This is Alan Marlatt’s approach to handling risk of relapse and is an interesting tool to consider using in daily life. The core of the concept is handling risk, which means determining which actions will lead to a fork, where a decision must be made which option should be taken. In the case of an addict, it could mean the decision of driving through an area that has historical significance to the recovered addict, taking him/her near to a place that supplies the substance they were abusing. This raises the risk of being exposed to a strong trigger.

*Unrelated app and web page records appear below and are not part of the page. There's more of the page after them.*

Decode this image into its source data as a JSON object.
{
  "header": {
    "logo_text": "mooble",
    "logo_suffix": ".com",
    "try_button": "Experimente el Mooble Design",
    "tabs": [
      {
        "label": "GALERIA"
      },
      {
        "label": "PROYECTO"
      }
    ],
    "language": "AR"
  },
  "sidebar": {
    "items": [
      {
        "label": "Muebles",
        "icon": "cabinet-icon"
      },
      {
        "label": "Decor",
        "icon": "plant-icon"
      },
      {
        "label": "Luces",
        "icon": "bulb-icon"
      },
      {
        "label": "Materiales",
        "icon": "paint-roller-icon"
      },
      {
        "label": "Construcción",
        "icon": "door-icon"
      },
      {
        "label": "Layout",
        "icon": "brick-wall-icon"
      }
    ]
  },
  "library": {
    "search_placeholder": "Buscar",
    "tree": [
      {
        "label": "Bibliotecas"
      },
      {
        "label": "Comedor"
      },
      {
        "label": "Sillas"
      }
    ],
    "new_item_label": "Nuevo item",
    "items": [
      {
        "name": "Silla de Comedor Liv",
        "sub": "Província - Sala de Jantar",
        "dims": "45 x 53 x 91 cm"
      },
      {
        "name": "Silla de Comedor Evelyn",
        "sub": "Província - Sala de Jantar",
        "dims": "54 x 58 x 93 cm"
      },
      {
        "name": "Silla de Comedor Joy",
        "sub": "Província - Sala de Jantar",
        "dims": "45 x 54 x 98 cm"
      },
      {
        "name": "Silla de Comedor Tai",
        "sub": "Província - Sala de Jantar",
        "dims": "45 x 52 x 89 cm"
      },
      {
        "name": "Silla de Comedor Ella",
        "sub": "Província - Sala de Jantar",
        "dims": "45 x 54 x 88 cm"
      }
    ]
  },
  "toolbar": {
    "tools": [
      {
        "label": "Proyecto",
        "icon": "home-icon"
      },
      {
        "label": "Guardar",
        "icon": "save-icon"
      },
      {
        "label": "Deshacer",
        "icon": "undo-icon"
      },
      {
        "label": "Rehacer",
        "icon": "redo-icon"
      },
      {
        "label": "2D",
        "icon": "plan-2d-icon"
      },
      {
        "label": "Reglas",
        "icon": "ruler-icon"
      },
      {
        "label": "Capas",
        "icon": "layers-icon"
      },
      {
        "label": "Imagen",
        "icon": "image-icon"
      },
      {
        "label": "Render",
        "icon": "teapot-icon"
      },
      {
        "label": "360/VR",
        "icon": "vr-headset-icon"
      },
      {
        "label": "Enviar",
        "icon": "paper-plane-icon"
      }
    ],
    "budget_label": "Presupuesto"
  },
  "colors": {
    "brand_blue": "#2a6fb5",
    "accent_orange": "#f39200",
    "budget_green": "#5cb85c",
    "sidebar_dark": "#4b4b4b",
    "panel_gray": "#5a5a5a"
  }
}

Cognitive therapy
Aaron Beck provides us with another cognitive model for substance abuse recovery. “Three types of acute drug-related beliefs have been described that contribute to urges, cravings, and ultimate use of drugs: anticipatory beliefs, relief-oriented beliefs, and permissive beliefs, and various ways have been described to assess more general, long-term beliefs pertinent to drug use. The role of the cognitive therapist is to assess, examine, and test these beliefs with the patient in order to develop more adaptive beliefs ultimately. The active application of skills and homework that tap into the patient’s adaptive beliefs helps the patient to become and remain drug-free.” This was published in his book Cognitive Therapy of Substance Abuse in 1993. Source: https://www.ncbi.nlm.nih.gov/pubmed/8289917

Emotion regulation and mindfulness
This refers to how society regulates inputs from advertising and sources of information regarding substance abuse. The most common example is the use of very graphic imagery on tobacco packages showing the most diseased of patients. The approach has not yet been tested fully and is still in its infancy, but research is showing how reduced usage of substances can be reached using negative incentives and language. Acceptance and commitment therapy (ACT) is an approach that views the core of many problems through four concepts.

FEAR:

  • Fusion with your thoughts
  • Evaluation of experience
  • Avoidance of your experience
  • Reason-giving for your behavior

The way to battle FEAR is to ACT:

  • Accept your reactions and be present
  • Choose a valued direction
  • Take action

ACT employs six core principles which are:

    1. Cognitive defusion: Learning methods to reduce the tendency to reify thoughts, images, emotions, and memories.
    2. Acceptance: Allowing unwanted private experiences (thoughts, feelings, and urges) to come and go without struggling with them.
    3. Contact with the present moment: Awareness of the here and now, experienced with openness, interest, and receptiveness.
    4. The observing self: Accessing a transcendent sense of self, a continuity of consciousness which is unchanging.
    5. Values: Discovering what is most important to oneself
    6. Committed action: Setting goals according to values and carrying them out responsibly.

Source: Harris, Russ (August 2006). “Embracing your demons: an overview of Acceptance and Commitment Therapy” (PDF). Psychotherapy in Australia. 12 (4): 2–8.